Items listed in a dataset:
Segment Open

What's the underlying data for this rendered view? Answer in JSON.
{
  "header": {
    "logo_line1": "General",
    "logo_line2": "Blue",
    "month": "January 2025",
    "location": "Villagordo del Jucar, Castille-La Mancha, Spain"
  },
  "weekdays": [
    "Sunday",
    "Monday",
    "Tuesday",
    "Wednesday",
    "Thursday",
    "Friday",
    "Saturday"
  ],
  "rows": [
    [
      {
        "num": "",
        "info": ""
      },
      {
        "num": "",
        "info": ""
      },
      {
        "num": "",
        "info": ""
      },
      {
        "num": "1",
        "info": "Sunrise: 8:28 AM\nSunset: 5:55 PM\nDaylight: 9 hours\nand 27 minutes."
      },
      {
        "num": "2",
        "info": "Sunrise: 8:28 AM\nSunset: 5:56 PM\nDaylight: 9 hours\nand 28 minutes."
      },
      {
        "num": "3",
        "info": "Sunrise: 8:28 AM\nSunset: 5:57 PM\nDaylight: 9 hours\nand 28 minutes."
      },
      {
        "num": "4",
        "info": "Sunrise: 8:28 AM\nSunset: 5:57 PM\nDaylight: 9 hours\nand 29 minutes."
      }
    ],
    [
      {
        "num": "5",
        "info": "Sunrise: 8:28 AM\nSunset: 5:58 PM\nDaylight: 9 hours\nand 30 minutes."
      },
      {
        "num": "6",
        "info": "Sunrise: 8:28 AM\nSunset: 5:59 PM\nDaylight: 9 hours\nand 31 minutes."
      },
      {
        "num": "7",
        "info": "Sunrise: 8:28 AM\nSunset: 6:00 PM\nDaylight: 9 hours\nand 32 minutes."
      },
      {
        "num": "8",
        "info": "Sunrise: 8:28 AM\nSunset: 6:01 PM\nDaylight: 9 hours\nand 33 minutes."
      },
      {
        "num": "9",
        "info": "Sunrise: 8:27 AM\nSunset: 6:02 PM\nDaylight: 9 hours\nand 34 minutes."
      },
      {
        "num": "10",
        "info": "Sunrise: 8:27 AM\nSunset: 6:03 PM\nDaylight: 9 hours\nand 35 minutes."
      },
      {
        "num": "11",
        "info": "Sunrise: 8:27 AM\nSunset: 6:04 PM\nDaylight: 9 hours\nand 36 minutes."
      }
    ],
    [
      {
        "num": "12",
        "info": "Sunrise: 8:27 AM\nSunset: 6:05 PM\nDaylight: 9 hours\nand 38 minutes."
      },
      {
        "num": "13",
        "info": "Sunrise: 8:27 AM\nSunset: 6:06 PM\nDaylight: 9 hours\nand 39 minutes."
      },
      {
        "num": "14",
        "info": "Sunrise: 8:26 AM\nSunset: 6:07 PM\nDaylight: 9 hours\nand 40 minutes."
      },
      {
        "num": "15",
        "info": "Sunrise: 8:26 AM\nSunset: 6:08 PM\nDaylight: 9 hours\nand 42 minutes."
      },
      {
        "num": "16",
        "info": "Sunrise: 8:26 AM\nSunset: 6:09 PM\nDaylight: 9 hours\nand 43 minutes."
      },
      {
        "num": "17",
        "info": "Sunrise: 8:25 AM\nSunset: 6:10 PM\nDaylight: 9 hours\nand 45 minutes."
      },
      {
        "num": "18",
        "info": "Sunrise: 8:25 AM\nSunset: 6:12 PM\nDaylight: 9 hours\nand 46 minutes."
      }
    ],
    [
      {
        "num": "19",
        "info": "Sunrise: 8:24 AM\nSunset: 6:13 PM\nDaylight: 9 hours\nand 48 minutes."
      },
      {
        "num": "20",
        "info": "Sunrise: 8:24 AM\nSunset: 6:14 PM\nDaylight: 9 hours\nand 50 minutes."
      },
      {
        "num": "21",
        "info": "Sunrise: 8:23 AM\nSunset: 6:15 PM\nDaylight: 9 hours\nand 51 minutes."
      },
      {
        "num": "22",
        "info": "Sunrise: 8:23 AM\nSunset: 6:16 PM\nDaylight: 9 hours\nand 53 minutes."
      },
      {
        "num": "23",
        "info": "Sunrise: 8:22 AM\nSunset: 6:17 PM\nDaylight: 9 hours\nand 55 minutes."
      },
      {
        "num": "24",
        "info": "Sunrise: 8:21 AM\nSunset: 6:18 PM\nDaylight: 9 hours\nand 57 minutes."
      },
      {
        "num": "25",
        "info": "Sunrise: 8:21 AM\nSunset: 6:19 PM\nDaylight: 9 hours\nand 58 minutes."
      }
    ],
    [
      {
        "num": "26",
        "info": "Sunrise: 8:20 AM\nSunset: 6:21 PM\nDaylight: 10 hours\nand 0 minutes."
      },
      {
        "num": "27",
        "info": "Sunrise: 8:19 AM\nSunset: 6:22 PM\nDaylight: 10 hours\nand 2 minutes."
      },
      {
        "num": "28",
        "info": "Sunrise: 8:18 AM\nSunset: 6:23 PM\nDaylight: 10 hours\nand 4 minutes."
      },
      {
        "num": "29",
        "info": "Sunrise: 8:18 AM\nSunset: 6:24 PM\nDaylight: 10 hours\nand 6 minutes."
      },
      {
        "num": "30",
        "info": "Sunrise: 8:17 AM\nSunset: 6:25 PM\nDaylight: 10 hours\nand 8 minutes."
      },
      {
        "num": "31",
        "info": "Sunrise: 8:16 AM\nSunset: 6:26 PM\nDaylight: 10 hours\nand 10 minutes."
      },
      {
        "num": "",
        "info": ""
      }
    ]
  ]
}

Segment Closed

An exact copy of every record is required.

What's the underlying data for this rendered view? Answer in JSON.
{
  "header": {
    "logo_line1": "General",
    "logo_line2": "Blue",
    "month": "January 2025",
    "location": "Villagordo del Jucar, Castille-La Mancha, Spain"
  },
  "weekdays": [
    "Sunday",
    "Monday",
    "Tuesday",
    "Wednesday",
    "Thursday",
    "Friday",
    "Saturday"
  ],
  "rows": [
    [
      {
        "num": "",
        "info": ""
      },
      {
        "num": "",
        "info": ""
      },
      {
        "num": "",
        "info": ""
      },
      {
        "num": "1",
        "info": "Sunrise: 8:28 AM\nSunset: 5:55 PM\nDaylight: 9 hours\nand 27 minutes."
      },
      {
        "num": "2",
        "info": "Sunrise: 8:28 AM\nSunset: 5:56 PM\nDaylight: 9 hours\nand 28 minutes."
      },
      {
        "num": "3",
        "info": "Sunrise: 8:28 AM\nSunset: 5:57 PM\nDaylight: 9 hours\nand 28 minutes."
      },
      {
        "num": "4",
        "info": "Sunrise: 8:28 AM\nSunset: 5:57 PM\nDaylight: 9 hours\nand 29 minutes."
      }
    ],
    [
      {
        "num": "5",
        "info": "Sunrise: 8:28 AM\nSunset: 5:58 PM\nDaylight: 9 hours\nand 30 minutes."
      },
      {
        "num": "6",
        "info": "Sunrise: 8:28 AM\nSunset: 5:59 PM\nDaylight: 9 hours\nand 31 minutes."
      },
      {
        "num": "7",
        "info": "Sunrise: 8:28 AM\nSunset: 6:00 PM\nDaylight: 9 hours\nand 32 minutes."
      },
      {
        "num": "8",
        "info": "Sunrise: 8:28 AM\nSunset: 6:01 PM\nDaylight: 9 hours\nand 33 minutes."
      },
      {
        "num": "9",
        "info": "Sunrise: 8:27 AM\nSunset: 6:02 PM\nDaylight: 9 hours\nand 34 minutes."
      },
      {
        "num": "10",
        "info": "Sunrise: 8:27 AM\nSunset: 6:03 PM\nDaylight: 9 hours\nand 35 minutes."
      },
      {
        "num": "11",
        "info": "Sunrise: 8:27 AM\nSunset: 6:04 PM\nDaylight: 9 hours\nand 36 minutes."
      }
    ],
    [
      {
        "num": "12",
        "info": "Sunrise: 8:27 AM\nSunset: 6:05 PM\nDaylight: 9 hours\nand 38 minutes."
      },
      {
        "num": "13",
        "info": "Sunrise: 8:27 AM\nSunset: 6:06 PM\nDaylight: 9 hours\nand 39 minutes."
      },
      {
        "num": "14",
        "info": "Sunrise: 8:26 AM\nSunset: 6:07 PM\nDaylight: 9 hours\nand 40 minutes."
      },
      {
        "num": "15",
        "info": "Sunrise: 8:26 AM\nSunset: 6:08 PM\nDaylight: 9 hours\nand 42 minutes."
      },
      {
        "num": "16",
        "info": "Sunrise: 8:26 AM\nSunset: 6:09 PM\nDaylight: 9 hours\nand 43 minutes."
      },
      {
        "num": "17",
        "info": "Sunrise: 8:25 AM\nSunset: 6:10 PM\nDaylight: 9 hours\nand 45 minutes."
      },
      {
        "num": "18",
        "info": "Sunrise: 8:25 AM\nSunset: 6:12 PM\nDaylight: 9 hours\nand 46 minutes."
      }
    ],
    [
      {
        "num": "19",
        "info": "Sunrise: 8:24 AM\nSunset: 6:13 PM\nDaylight: 9 hours\nand 48 minutes."
      },
      {
        "num": "20",
        "info": "Sunrise: 8:24 AM\nSunset: 6:14 PM\nDaylight: 9 hours\nand 50 minutes."
      },
      {
        "num": "21",
        "info": "Sunrise: 8:23 AM\nSunset: 6:15 PM\nDaylight: 9 hours\nand 51 minutes."
      },
      {
        "num": "22",
        "info": "Sunrise: 8:23 AM\nSunset: 6:16 PM\nDaylight: 9 hours\nand 53 minutes."
      },
      {
        "num": "23",
        "info": "Sunrise: 8:22 AM\nSunset: 6:17 PM\nDaylight: 9 hours\nand 55 minutes."
      },
      {
        "num": "24",
        "info": "Sunrise: 8:21 AM\nSunset: 6:18 PM\nDaylight: 9 hours\nand 57 minutes."
      },
      {
        "num": "25",
        "info": "Sunrise: 8:21 AM\nSunset: 6:19 PM\nDaylight: 9 hours\nand 58 minutes."
      }
    ],
    [
      {
        "num": "26",
        "info": "Sunrise: 8:20 AM\nSunset: 6:21 PM\nDaylight: 10 hours\nand 0 minutes."
      },
      {
        "num": "27",
        "info": "Sunrise: 8:19 AM\nSunset: 6:22 PM\nDaylight: 10 hours\nand 2 minutes."
      },
      {
        "num": "28",
        "info": "Sunrise: 8:18 AM\nSunset: 6:23 PM\nDaylight: 10 hours\nand 4 minutes."
      },
      {
        "num": "29",
        "info": "Sunrise: 8:18 AM\nSunset: 6:24 PM\nDaylight: 10 hours\nand 6 minutes."
      },
      {
        "num": "30",
        "info": "Sunrise: 8:17 AM\nSunset: 6:25 PM\nDaylight: 10 hours\nand 8 minutes."
      },
      {
        "num": "31",
        "info": "Sunrise: 8:16 AM\nSunset: 6:26 PM\nDaylight: 10 hours\nand 10 minutes."
      },
      {
        "num": "",
        "info": ""
      }
    ]
  ]
}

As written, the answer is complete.